Autodesk, the leader in 3D design, engineering, and entertainment software, today launched the “Autodesk Entrepreneur Impact Program.”
Announced at the Sustainable Innovation Forum 2015 – held during the United Nations Climate Change Conference of Parties 21 (COP21) – the Autodesk Entrepreneur Impact Program allows start-ups in Australia and around the world who innovate for positive environmental or social impact to apply for free* access to Autodesk software so they can get to market faster.
Eligible entrepreneur organisations must be less than five years old and have less than $1 million (USD) in revenue. Those who qualify will get access to up to three software offerings: Autodesk Product Design Suite Ultimate, Autodesk Fusion 360, and Autodesk Building Design Suite Ultimate.
“The world is facing epic challenges with climate change being a top global priority, and we’re seeing a shift that was unthinkable only years ago,” said Jake Layes, director, Global Cleantech and Entrepreneur Impact, Autodesk. “Today, a generation of empowered entrepreneurs can come together and develop innovations that put us on track to a carbon-free economy.”
The Autodesk Entrepreneur Impact Program is both an expansion and rebranding of the former Autodesk Cleantech Partner Program, which was launched in 2009 and available in selected countries to start-ups designing and creating cleantech solutions.
Cleantech solutions have tremendous power to shape the new urban landscape in a sustainable way that positively affects climate change. Cleantech has matured, technology development has accelerated, and access has become easier. Tesla, for example, was one of Autodesk’s first Cleantech Partner Program grantees in the US, and it’s since become a household name and pioneer in the electric vehicle industry
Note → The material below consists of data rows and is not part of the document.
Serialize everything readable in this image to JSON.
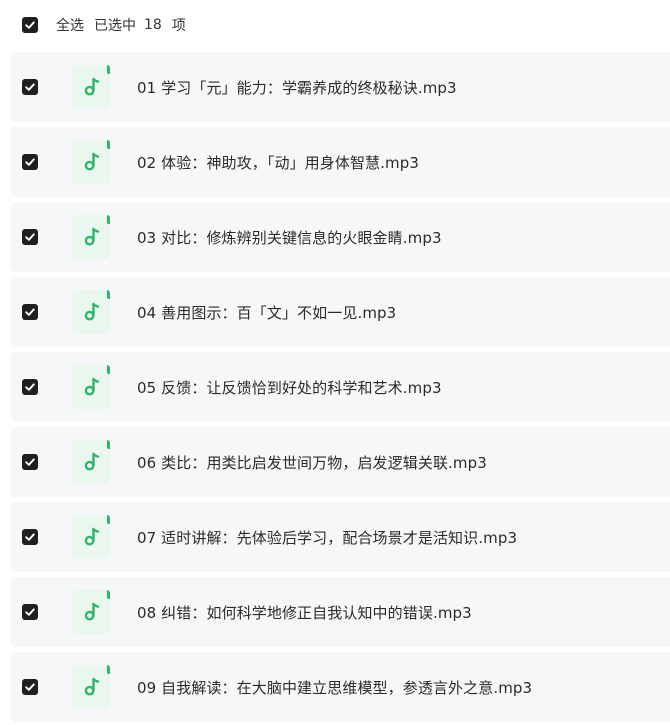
{
  "header": {
    "select_all_label": "全选",
    "selected_prefix": "已选中",
    "selected_count": "18",
    "selected_suffix": "项"
  },
  "colors": {
    "checkbox": "#1f1f1f",
    "icon_bg": "#eaf7ef",
    "icon_accent": "#2fb56a",
    "row_bg": "#f6f7f9"
  },
  "icon": "music-note-icon",
  "files": [
    {
      "name": "01 学习「元」能力：学霸养成的终极秘诀.mp3",
      "checked": true
    },
    {
      "name": "02 体验：神助攻，「动」用身体智慧.mp3",
      "checked": true
    },
    {
      "name": "03 对比：修炼辨别关键信息的火眼金睛.mp3",
      "checked": true
    },
    {
      "name": "04 善用图示：百「文」不如一见.mp3",
      "checked": true
    },
    {
      "name": "05 反馈：让反馈恰到好处的科学和艺术.mp3",
      "checked": true
    },
    {
      "name": "06 类比：用类比启发世间万物，启发逻辑关联.mp3",
      "checked": true
    },
    {
      "name": "07 适时讲解：先体验后学习，配合场景才是活知识.mp3",
      "checked": true
    },
    {
      "name": "08 纠错：如何科学地修正自我认知中的错误.mp3",
      "checked": true
    },
    {
      "name": "09 自我解读：在大脑中建立思维模型，参透言外之意.mp3",
      "checked": true
    }
  ]
}
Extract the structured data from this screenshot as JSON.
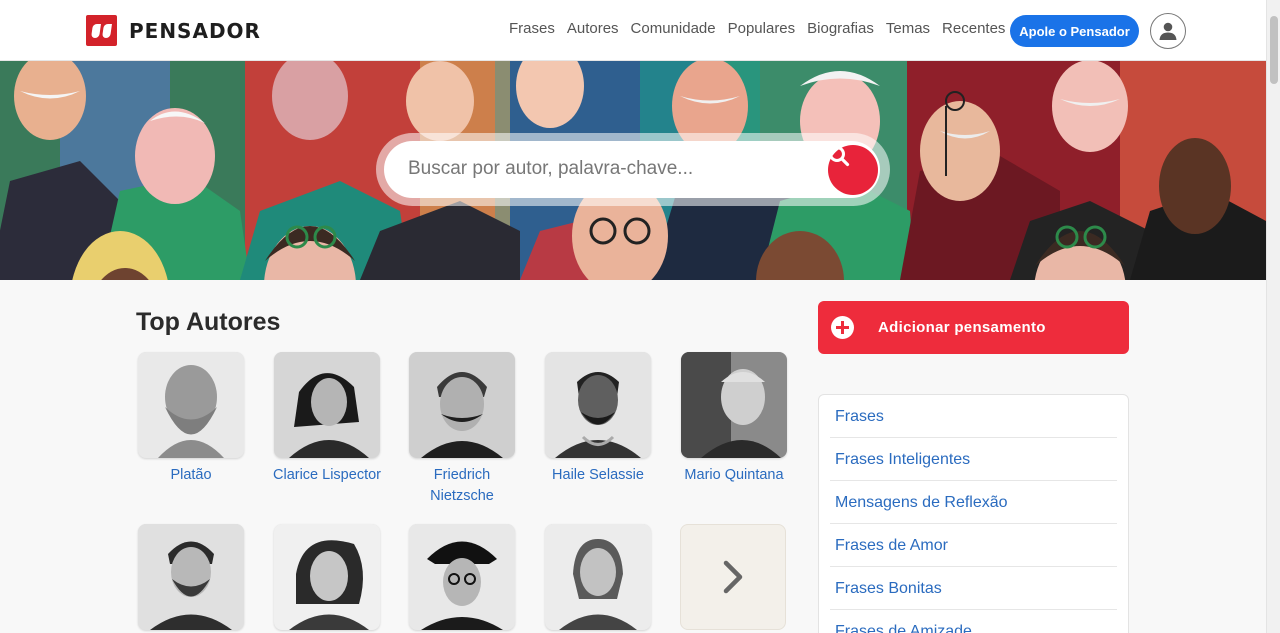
{
  "header": {
    "logo_text": "PENSADOR",
    "nav": [
      "Frases",
      "Autores",
      "Comunidade",
      "Populares",
      "Biografias",
      "Temas",
      "Recentes"
    ],
    "support_label": "Apole o Pensador"
  },
  "search": {
    "placeholder": "Buscar por autor, palavra-chave..."
  },
  "top_authors": {
    "title": "Top Autores",
    "authors": [
      "Platão",
      "Clarice Lispector",
      "Friedrich Nietzsche",
      "Haile Selassie",
      "Mario Quintana",
      "",
      "",
      "",
      ""
    ]
  },
  "sidebar": {
    "add_label": "Adicionar pensamento",
    "categories": [
      "Frases",
      "Frases Inteligentes",
      "Mensagens de Reflexão",
      "Frases de Amor",
      "Frases Bonitas",
      "Frases de Amizade"
    ]
  },
  "colors": {
    "accent_blue": "#1a73e8",
    "brand_red": "#d3222a",
    "add_red": "#ee2c3c",
    "link_blue": "#2a6bbf"
  }
}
“We see a potential explosion of entrepreneurship across countries worldwide with start-ups creating innovations that have a scalable, positive environmental and social impact. We want to help them on their journey as they shape the Future of Making Things and undertake actions against climate change,” Layes concluded.